WASHINGTON (10/29/13)--Legislation that would delay planned National Flood Insurance Plan rate increases for up to four years and implement other reforms will soon be introduced by House Financial Services Committee Ranking Member Maxine Waters (D-Calif.).
The bill, Waters noted last week, has strong bipartisan backing. She worked with nearly 20 House members, as well as Senate staff from both parties, to develop the legislation. "This bill is critical and much needed. I urge House and Senate leaders to take up this measure without delay," Waters said.
The bill would correct some issues contained in the Biggert-Waters Flood Insurance Reform Act of 2012, which extended the NFIP until Sept. 30, 2017. That bill also called for the phasing out of subsidies for many properties, raising the cap on annual premium increases, allowing multifamily properties to purchase NFIP policies, imposing minimum deductibles for flood claims, requiring the NFIP administrator to develop a plan for repaying the debt incurred from Hurricane Katrina, and establishing a technical mapping advisory council to deal with map modernization issues.
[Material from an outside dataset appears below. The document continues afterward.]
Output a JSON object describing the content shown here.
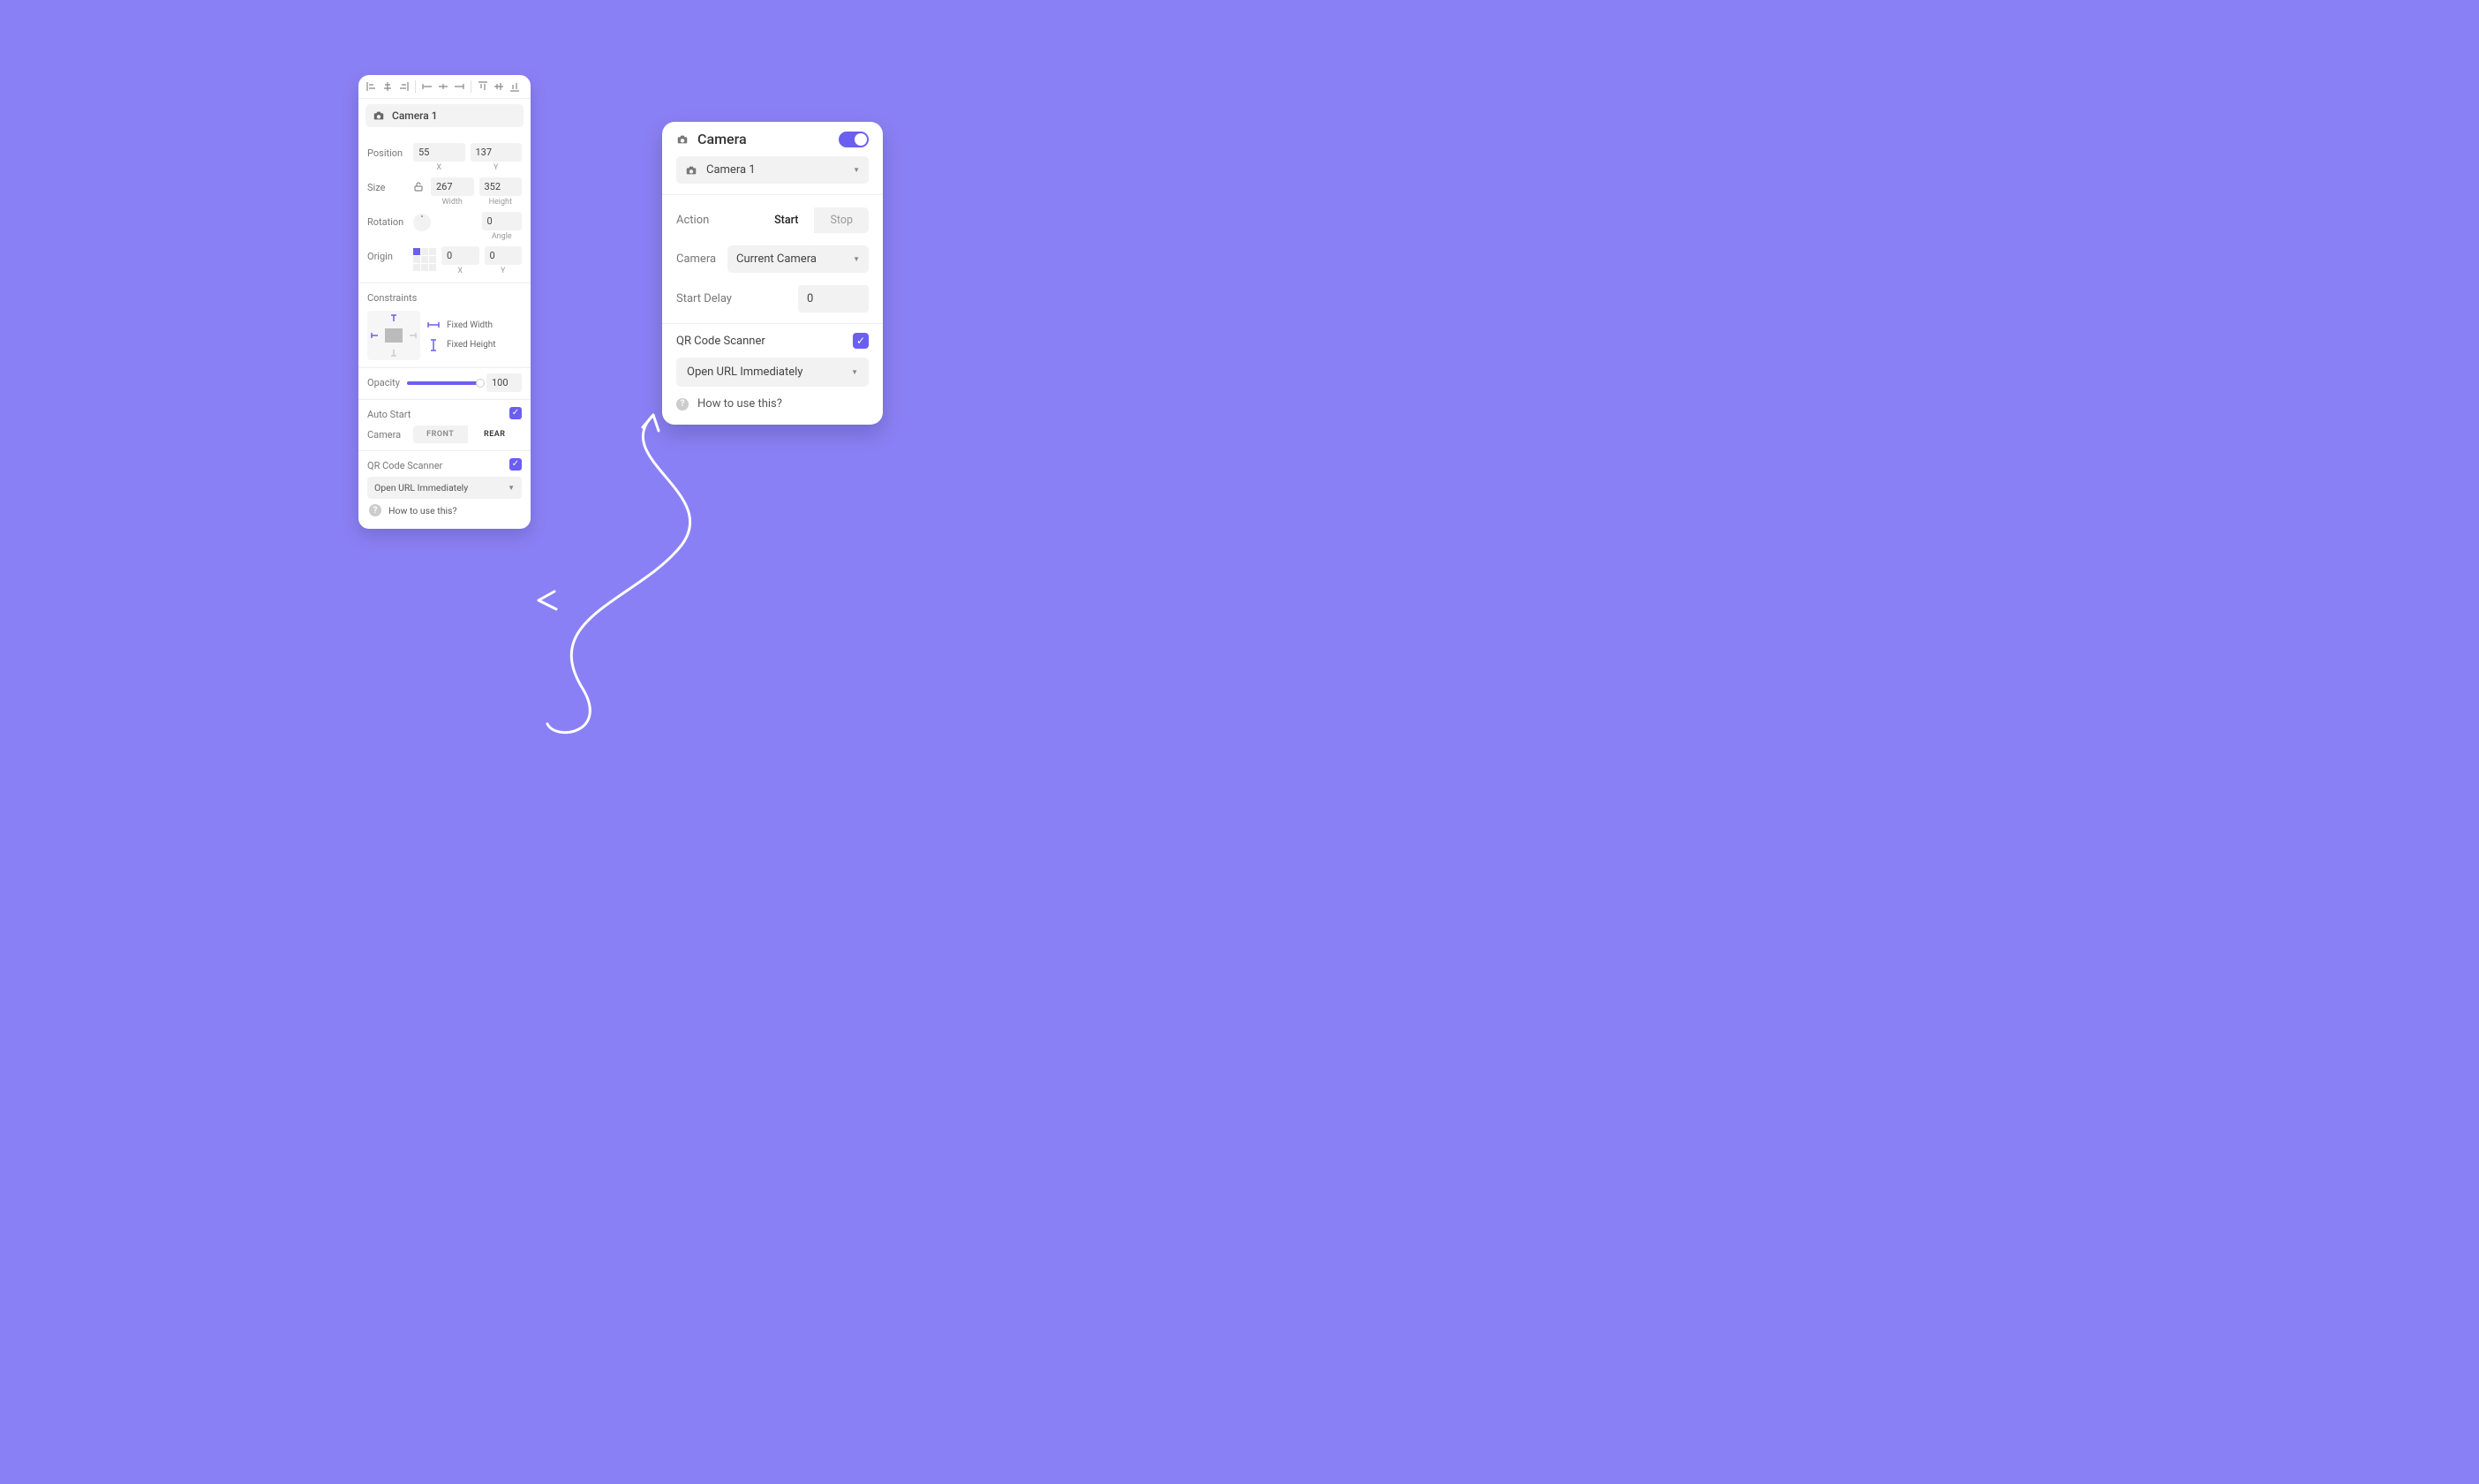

Waters' new bill would delay implementation of the planned rate increases until two years after the Federal Emergency Management Agency completes an NFIP affordability study. FEMA would also need to propose regulations that address any affordability issues identified in this study within 18 months of the study's completion.
The new NFIP legislation would also:
- Allow FEMA to use NFIP funds to reimburse policyholders that successfully appeal a map determination;
- Eliminate a 50% cap on state and local contributions to levee construction and reconstruction;
- Protect the "basement exception," which allows the lowest proofed opening in a home to be used for determining flood insurance rates;
- Establish a Flood Insurance Rate Map Advocate within FEMA to answer current and prospective policyholder questions about the flood mapping process; and
- Require FEMA to certify that the agency has fully adopted a modernized risk-based approach to analyzing flood risk.
For more on the bill, use the resource link.